I participate in as few online communities as possible. I would prefer members of my online communities to do the same. Are members of 12 online communities really interested in developing lifelong relationships in mine? Are they interested in finding a group of people and working towards a common purpose?
Lets call these people skimmers. They skim through communities looking for short-term benefits rather than building long term relationships. When you go for fast growth and mass promotion you're most likely to attract skimmers. They are the easiest to reach. If you have thousands of members and little activity you probably have too many skimmers.
This provokes the bigger problem, how do you attract divers?
I see two ways. First, target the 50% of internet population which has never joined an online community. Convert people interested in the topic to the internet, rather than internet users to your topic. Go outside of the internet and existing online communication channels to find them. They're easy to reach.
Second, convert a skimmer to a diver. Set a rule, members can participate in no more than 3 online communities. Celebrate members that make difficult choices between which communities they spend their time. Ask members what other communities are offering which yours doesn't, and adapt to it. Flip the problem, specifically ask for veterans of other online communities willing to use their experience to help make yours the top community for it's topic.
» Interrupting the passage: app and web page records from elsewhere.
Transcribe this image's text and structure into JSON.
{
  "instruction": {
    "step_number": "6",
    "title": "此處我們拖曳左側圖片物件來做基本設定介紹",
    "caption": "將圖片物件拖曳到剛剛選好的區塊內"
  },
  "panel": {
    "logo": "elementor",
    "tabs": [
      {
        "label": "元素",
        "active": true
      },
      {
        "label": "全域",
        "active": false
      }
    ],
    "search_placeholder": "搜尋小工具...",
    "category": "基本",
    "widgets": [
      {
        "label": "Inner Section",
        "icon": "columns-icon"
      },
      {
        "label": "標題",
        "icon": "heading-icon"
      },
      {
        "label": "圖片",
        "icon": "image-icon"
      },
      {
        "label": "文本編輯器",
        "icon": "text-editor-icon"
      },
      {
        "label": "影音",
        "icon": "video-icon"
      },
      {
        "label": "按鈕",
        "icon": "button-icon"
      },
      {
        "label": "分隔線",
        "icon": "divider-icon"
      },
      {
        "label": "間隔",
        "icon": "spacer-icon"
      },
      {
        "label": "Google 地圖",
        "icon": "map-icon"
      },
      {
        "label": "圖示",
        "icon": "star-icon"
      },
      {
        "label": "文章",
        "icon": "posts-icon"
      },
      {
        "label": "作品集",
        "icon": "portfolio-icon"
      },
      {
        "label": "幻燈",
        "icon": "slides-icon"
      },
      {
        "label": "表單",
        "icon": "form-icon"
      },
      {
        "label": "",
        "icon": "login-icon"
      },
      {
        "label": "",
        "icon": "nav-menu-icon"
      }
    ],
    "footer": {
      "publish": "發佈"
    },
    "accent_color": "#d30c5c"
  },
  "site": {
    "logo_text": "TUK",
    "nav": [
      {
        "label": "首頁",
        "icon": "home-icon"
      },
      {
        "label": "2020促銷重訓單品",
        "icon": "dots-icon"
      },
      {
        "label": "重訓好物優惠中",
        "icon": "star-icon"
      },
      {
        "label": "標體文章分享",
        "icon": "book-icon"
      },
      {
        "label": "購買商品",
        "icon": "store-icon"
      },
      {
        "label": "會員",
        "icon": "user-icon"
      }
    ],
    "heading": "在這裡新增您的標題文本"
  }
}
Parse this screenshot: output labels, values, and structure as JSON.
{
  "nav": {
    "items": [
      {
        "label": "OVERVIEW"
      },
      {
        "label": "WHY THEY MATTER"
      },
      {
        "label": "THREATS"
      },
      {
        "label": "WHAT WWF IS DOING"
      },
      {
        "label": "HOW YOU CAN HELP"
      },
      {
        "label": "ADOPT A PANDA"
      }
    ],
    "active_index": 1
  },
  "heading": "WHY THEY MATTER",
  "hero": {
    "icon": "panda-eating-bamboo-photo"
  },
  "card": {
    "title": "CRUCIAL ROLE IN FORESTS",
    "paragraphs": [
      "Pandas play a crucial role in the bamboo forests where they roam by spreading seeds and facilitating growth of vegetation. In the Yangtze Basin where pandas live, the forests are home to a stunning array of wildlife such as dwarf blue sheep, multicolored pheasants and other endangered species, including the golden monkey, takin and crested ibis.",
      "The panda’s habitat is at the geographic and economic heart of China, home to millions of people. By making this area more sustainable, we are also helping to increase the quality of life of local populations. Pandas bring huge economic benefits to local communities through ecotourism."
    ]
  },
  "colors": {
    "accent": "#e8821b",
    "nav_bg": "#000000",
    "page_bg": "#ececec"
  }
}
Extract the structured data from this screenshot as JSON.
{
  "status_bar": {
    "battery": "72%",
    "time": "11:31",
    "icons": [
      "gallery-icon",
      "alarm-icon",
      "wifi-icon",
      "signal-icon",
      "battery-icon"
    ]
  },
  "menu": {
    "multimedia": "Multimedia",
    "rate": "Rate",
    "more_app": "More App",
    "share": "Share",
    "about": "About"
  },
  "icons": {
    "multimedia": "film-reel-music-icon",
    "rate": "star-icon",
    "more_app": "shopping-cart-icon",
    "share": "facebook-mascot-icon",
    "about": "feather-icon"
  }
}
Aim for the type of people that are bored of the skimmer approach and want to become divers.